Lists

This item is not listed on Wikipedia, on a reading list or among the top items on IDEAS.

Statistics

Access and download statistics

Corrections

When requesting a correction, please mention this item's handle: RePEc:cep:cepdps:dp1126. See general information about how to correct material in RePEc.

For technical questions regarding this item, or to correct its authors, title, abstract, bibliographic or download information, contact: ().

If you have authored this item and are not yet registered with RePEc, we encourage you to do it here. This allows to link your profile to this item. It also allows you to accept potential citations to this item that we are uncertain about.

If references are entirely missing, you can add them using this form.

If the full references list an item that is present in RePEc, but the system did not link to it, you can help with this form.

If you know of missing items citing this one, you can help us creating those links by adding the relevant references in the same way as above, for each refering item. If you are a registered author of this item, you may also want to check the "citations" tab in your profile, as there may be some citations waiting for confirmation.
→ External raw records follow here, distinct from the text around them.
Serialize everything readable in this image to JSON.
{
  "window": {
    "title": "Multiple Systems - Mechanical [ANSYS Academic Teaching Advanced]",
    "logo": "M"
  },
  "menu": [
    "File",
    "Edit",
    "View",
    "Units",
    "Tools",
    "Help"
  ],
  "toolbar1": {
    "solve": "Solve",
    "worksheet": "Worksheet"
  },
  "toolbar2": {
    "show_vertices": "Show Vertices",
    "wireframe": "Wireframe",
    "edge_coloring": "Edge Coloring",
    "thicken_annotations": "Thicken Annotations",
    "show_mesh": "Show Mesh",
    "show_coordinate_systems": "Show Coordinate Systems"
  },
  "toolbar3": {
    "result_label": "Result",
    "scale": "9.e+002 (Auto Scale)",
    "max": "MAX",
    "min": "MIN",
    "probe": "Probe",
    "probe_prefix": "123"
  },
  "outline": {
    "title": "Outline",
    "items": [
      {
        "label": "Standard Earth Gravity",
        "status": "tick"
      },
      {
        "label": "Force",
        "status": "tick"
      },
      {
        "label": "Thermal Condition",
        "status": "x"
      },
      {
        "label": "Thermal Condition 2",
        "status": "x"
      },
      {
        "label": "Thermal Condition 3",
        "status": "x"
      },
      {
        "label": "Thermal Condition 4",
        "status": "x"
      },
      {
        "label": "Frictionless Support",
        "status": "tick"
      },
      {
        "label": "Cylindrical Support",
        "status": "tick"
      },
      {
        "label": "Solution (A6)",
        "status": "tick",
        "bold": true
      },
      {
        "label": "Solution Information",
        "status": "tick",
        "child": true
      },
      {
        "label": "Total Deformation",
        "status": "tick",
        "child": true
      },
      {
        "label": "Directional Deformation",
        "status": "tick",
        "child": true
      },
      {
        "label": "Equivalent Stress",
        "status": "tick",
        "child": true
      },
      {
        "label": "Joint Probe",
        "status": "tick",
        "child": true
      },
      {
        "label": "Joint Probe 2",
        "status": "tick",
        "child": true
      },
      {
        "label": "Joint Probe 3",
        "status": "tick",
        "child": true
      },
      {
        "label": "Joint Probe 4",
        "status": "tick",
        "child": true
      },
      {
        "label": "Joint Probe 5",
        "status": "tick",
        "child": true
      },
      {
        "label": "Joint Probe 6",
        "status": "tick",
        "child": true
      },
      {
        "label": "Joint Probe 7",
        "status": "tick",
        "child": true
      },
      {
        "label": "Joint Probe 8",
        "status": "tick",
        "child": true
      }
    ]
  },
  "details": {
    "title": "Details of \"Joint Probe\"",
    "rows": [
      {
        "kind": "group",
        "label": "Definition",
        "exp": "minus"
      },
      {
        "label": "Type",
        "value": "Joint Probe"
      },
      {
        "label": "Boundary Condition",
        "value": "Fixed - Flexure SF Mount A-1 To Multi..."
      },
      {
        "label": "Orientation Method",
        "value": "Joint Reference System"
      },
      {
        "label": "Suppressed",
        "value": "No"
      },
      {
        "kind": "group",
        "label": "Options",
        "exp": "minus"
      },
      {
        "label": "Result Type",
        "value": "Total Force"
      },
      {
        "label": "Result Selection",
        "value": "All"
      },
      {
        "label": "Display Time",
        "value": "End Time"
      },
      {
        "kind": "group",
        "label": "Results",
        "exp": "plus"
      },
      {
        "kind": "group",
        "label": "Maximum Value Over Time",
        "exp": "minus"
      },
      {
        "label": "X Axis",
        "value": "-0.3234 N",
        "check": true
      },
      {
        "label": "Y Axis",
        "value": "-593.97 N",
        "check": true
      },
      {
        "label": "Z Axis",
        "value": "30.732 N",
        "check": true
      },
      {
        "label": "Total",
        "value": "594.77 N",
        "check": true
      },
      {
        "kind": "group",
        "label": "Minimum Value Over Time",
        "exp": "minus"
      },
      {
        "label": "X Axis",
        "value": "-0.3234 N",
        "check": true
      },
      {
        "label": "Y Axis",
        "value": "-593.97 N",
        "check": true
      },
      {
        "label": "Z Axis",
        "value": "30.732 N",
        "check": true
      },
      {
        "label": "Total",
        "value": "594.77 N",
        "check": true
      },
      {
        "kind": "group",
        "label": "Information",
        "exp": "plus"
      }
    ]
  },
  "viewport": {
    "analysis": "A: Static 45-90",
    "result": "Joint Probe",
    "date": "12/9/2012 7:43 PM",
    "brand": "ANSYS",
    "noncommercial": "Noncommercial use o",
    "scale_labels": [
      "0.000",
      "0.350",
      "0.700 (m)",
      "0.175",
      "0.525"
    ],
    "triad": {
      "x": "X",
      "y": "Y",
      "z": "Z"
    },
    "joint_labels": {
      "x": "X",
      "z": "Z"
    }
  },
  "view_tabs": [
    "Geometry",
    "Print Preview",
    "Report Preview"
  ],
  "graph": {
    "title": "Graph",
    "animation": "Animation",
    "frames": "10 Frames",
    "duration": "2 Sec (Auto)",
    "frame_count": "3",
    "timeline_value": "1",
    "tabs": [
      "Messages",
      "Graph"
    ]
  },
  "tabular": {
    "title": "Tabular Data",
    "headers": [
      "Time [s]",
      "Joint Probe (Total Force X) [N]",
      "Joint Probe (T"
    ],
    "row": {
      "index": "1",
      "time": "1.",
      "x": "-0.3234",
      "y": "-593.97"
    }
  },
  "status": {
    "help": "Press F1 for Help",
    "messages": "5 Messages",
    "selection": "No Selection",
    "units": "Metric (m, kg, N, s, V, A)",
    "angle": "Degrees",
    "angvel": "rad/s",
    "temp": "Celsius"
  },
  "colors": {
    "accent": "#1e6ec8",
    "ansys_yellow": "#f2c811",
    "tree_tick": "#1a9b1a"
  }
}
Please note that corrections may take a couple of weeks to filter through the various RePEc services.